(Element data from apps and pages)
════
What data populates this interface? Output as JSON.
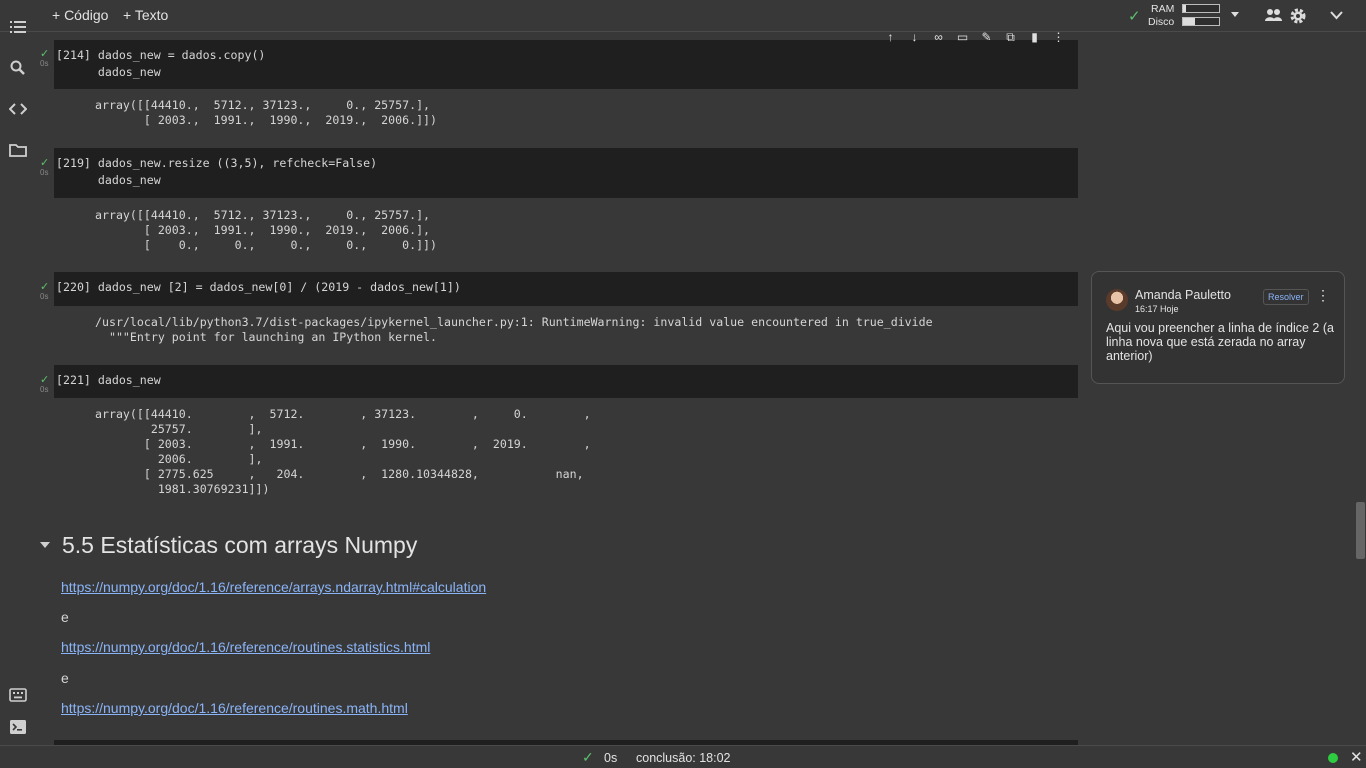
{
  "toolbar": {
    "add_code": "+ Código",
    "add_text": "+ Texto",
    "ram_label": "RAM",
    "disk_label": "Disco",
    "ram_fill": 0.08,
    "disk_fill": 0.33
  },
  "cells": [
    {
      "exec": "[214]",
      "time": "0s",
      "code": [
        "dados_new = dados.copy()",
        "dados_new"
      ],
      "output": [
        "array([[44410.,  5712., 37123.,     0., 25757.],",
        "       [ 2003.,  1991.,  1990.,  2019.,  2006.]])"
      ]
    },
    {
      "exec": "[219]",
      "time": "0s",
      "code": [
        "dados_new.resize ((3,5), refcheck=False)",
        "dados_new"
      ],
      "output": [
        "array([[44410.,  5712., 37123.,     0., 25757.],",
        "       [ 2003.,  1991.,  1990.,  2019.,  2006.],",
        "       [    0.,     0.,     0.,     0.,     0.]])"
      ]
    },
    {
      "exec": "[220]",
      "time": "0s",
      "code": [
        "dados_new [2] = dados_new[0] / (2019 - dados_new[1])"
      ],
      "output": [
        "/usr/local/lib/python3.7/dist-packages/ipykernel_launcher.py:1: RuntimeWarning: invalid value encountered in true_divide",
        "  \"\"\"Entry point for launching an IPython kernel."
      ]
    },
    {
      "exec": "[221]",
      "time": "0s",
      "code": [
        "dados_new"
      ],
      "output": [
        "array([[44410.        ,  5712.        , 37123.        ,     0.        ,",
        "        25757.        ],",
        "       [ 2003.        ,  1991.        ,  1990.        ,  2019.        ,",
        "         2006.        ],",
        "       [ 2775.625     ,   204.        ,  1280.10344828,           nan,",
        "         1981.30769231]])"
      ]
    }
  ],
  "section": {
    "title": "5.5 Estatísticas com arrays Numpy",
    "link1": "https://numpy.org/doc/1.16/reference/arrays.ndarray.html#calculation",
    "sep1": "e",
    "link2": "https://numpy.org/doc/1.16/reference/routines.statistics.html",
    "sep2": "e",
    "link3": "https://numpy.org/doc/1.16/reference/routines.math.html"
  },
  "comment": {
    "author": "Amanda Pauletto",
    "time": "16:17 Hoje",
    "resolve_label": "Resolver",
    "text": "Aqui vou preencher a linha de índice 2 (a linha nova que está zerada no array anterior)"
  },
  "status": {
    "duration": "0s",
    "completion": "conclusão: 18:02"
  },
  "icons": [
    "toc-icon",
    "search-icon",
    "code-snippets-icon",
    "folder-icon",
    "command-palette-icon",
    "terminal-icon",
    "share-icon",
    "settings-icon",
    "expand-icon"
  ],
  "colors": {
    "accent_link": "#8ab4f8",
    "check_green": "#5cc06d",
    "status_dot": "#2ecc40"
  }
}
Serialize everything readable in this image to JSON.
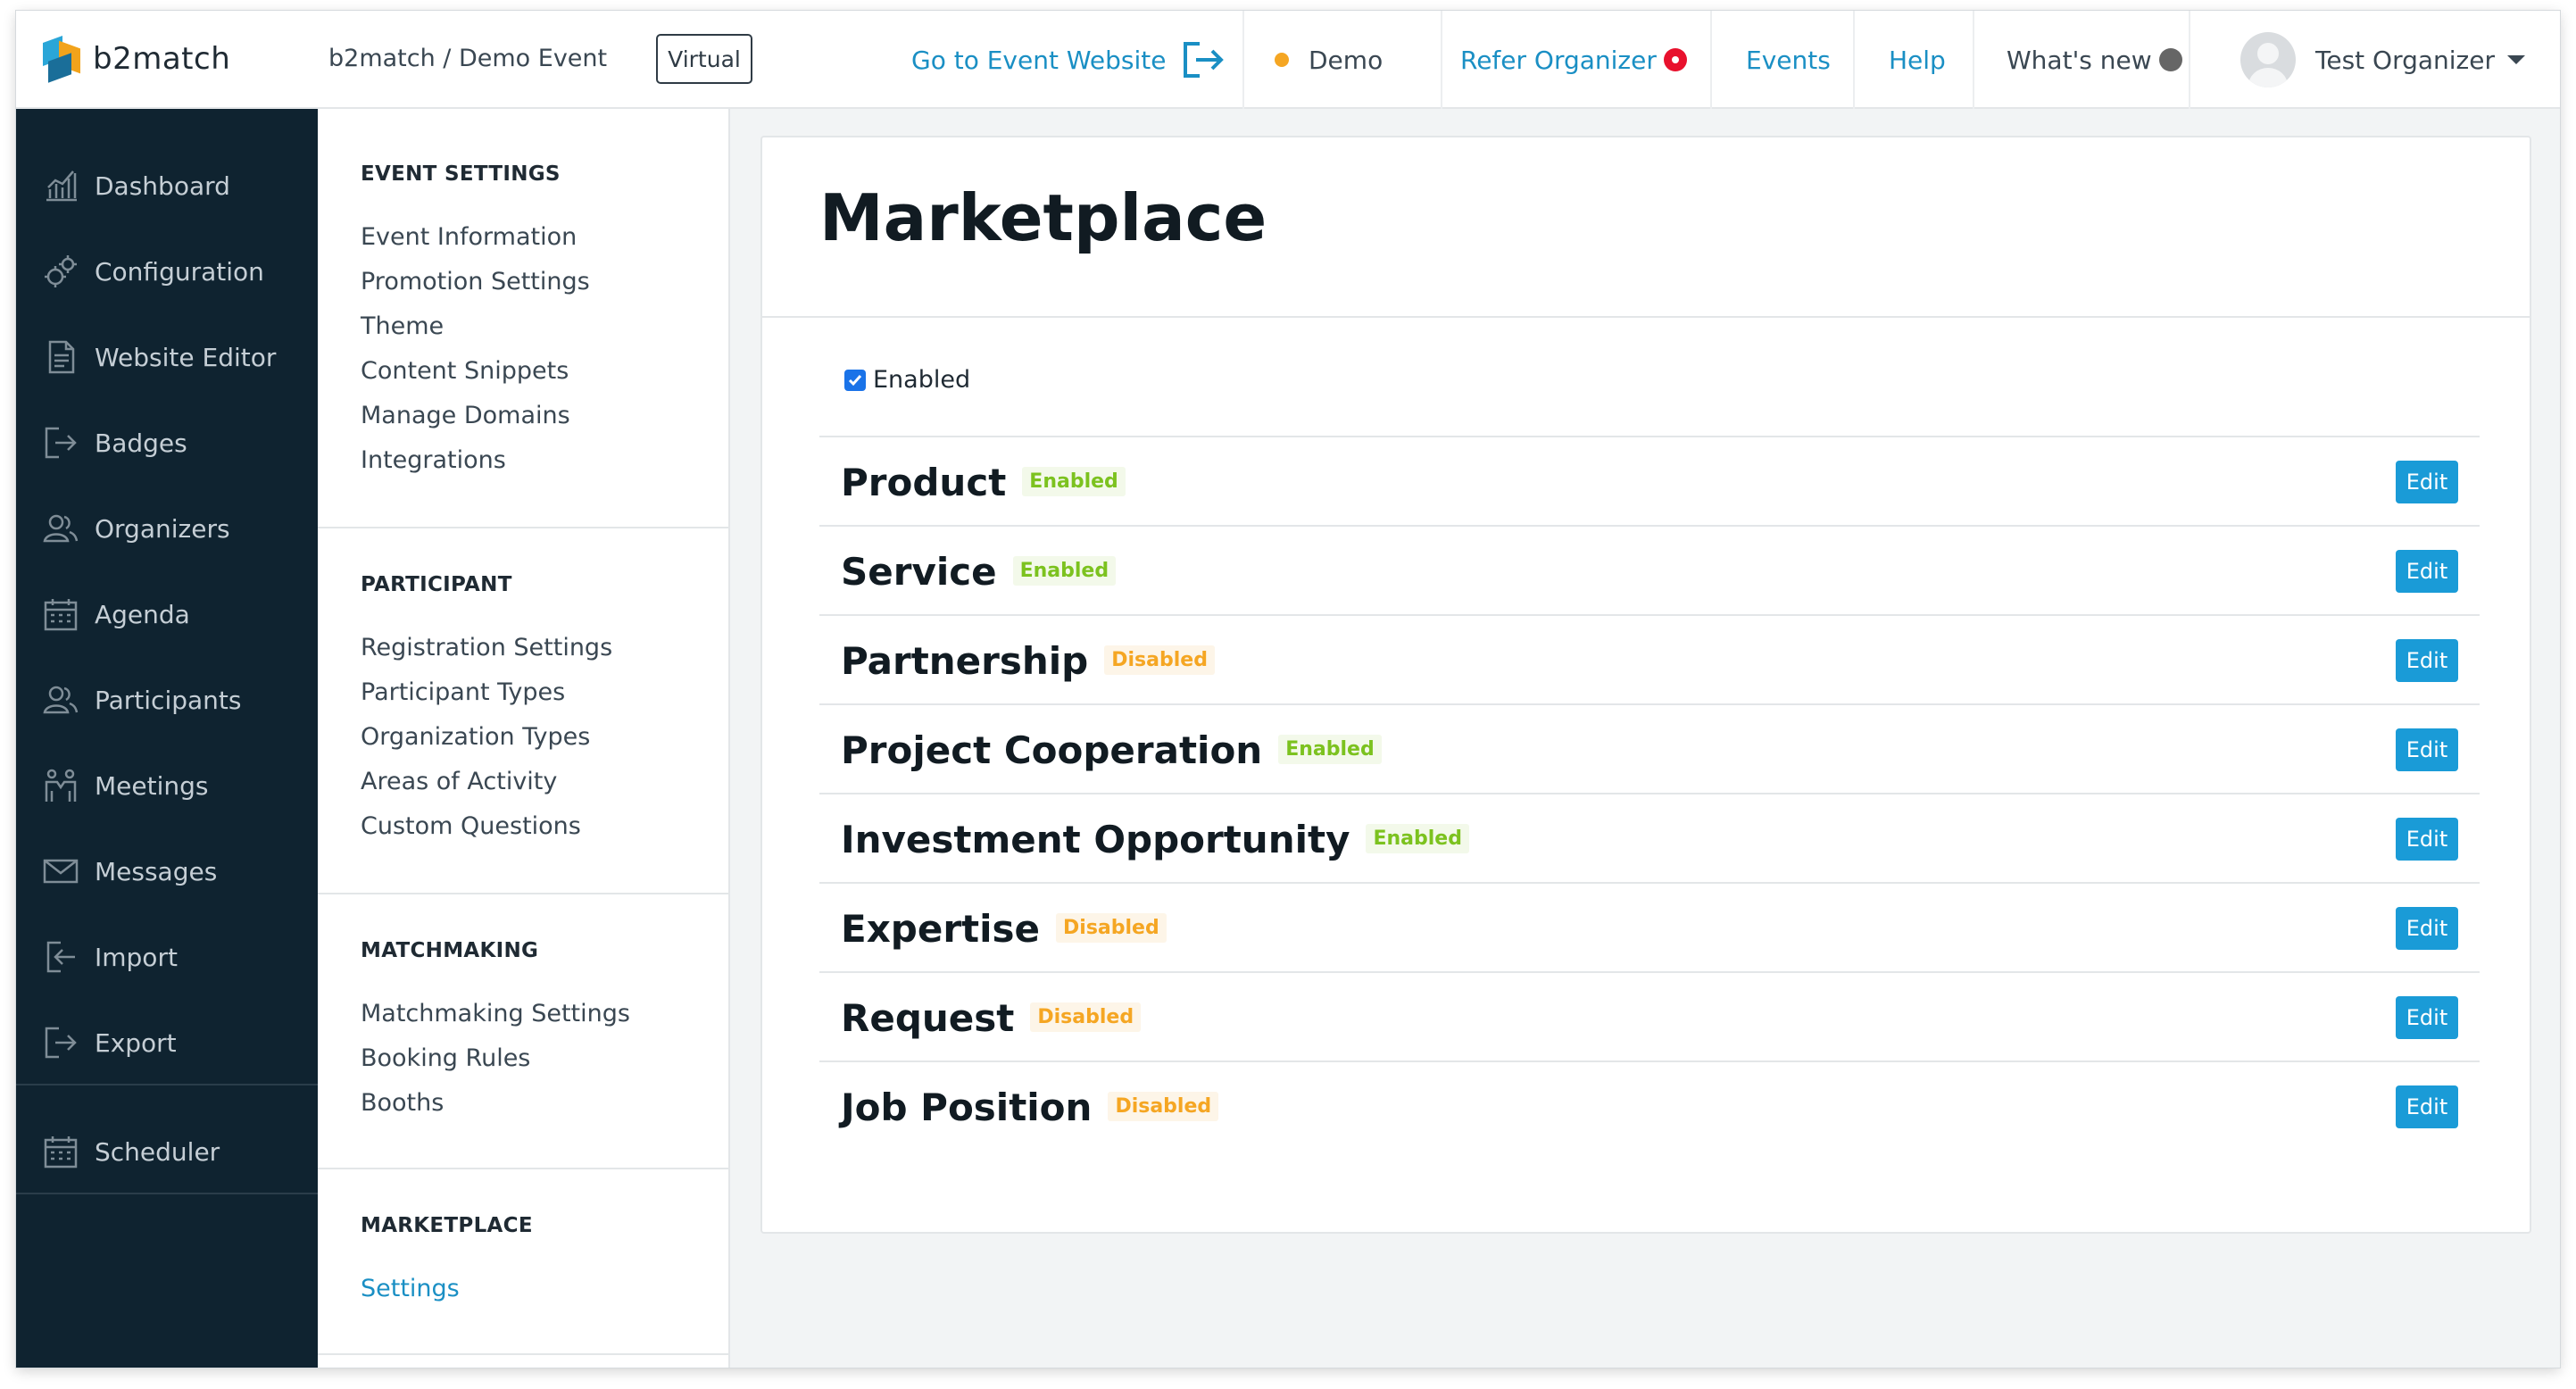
{
  "header": {
    "logo_text": "b2match",
    "breadcrumb": "b2match / Demo Event",
    "virtual_badge": "Virtual",
    "go_to_website": "Go to Event Website",
    "demo": "Demo",
    "refer_organizer": "Refer Organizer",
    "events": "Events",
    "help": "Help",
    "whats_new": "What's new",
    "user_name": "Test Organizer"
  },
  "sidebar": {
    "items": [
      {
        "label": "Dashboard",
        "icon": "chart-icon"
      },
      {
        "label": "Configuration",
        "icon": "gears-icon"
      },
      {
        "label": "Website Editor",
        "icon": "document-icon"
      },
      {
        "label": "Badges",
        "icon": "export-arrow-icon"
      },
      {
        "label": "Organizers",
        "icon": "people-icon"
      },
      {
        "label": "Agenda",
        "icon": "calendar-icon"
      },
      {
        "label": "Participants",
        "icon": "people-icon"
      },
      {
        "label": "Meetings",
        "icon": "handshake-icon"
      },
      {
        "label": "Messages",
        "icon": "envelope-icon"
      },
      {
        "label": "Import",
        "icon": "import-icon"
      },
      {
        "label": "Export",
        "icon": "export-icon"
      }
    ],
    "scheduler": {
      "label": "Scheduler",
      "icon": "calendar-icon"
    }
  },
  "settings_nav": {
    "event_settings": {
      "title": "EVENT SETTINGS",
      "links": [
        "Event Information",
        "Promotion Settings",
        "Theme",
        "Content Snippets",
        "Manage Domains",
        "Integrations"
      ]
    },
    "participant": {
      "title": "PARTICIPANT",
      "links": [
        "Registration Settings",
        "Participant Types",
        "Organization Types",
        "Areas of Activity",
        "Custom Questions"
      ]
    },
    "matchmaking": {
      "title": "MATCHMAKING",
      "links": [
        "Matchmaking Settings",
        "Booking Rules",
        "Booths"
      ]
    },
    "marketplace": {
      "title": "MARKETPLACE",
      "links": [
        "Settings"
      ]
    }
  },
  "main": {
    "title": "Marketplace",
    "enabled_label": "Enabled",
    "enabled_checked": true,
    "edit_label": "Edit",
    "rows": [
      {
        "name": "Product",
        "status": "Enabled"
      },
      {
        "name": "Service",
        "status": "Enabled"
      },
      {
        "name": "Partnership",
        "status": "Disabled"
      },
      {
        "name": "Project Cooperation",
        "status": "Enabled"
      },
      {
        "name": "Investment Opportunity",
        "status": "Enabled"
      },
      {
        "name": "Expertise",
        "status": "Disabled"
      },
      {
        "name": "Request",
        "status": "Disabled"
      },
      {
        "name": "Job Position",
        "status": "Disabled"
      }
    ]
  },
  "colors": {
    "sidebar_bg": "#0f2330",
    "link_blue": "#1a8fc4",
    "edit_button": "#1a9bd7",
    "status_enabled": "#7cc21f",
    "status_disabled": "#f5a623",
    "demo_dot": "#f5a623",
    "refer_dot": "#e8112d",
    "whats_new_dot": "#666666"
  }
}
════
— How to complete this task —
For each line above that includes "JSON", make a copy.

— Solution —
What data populates this interface? Output as JSON.
Serialize everything readable in this image to JSON.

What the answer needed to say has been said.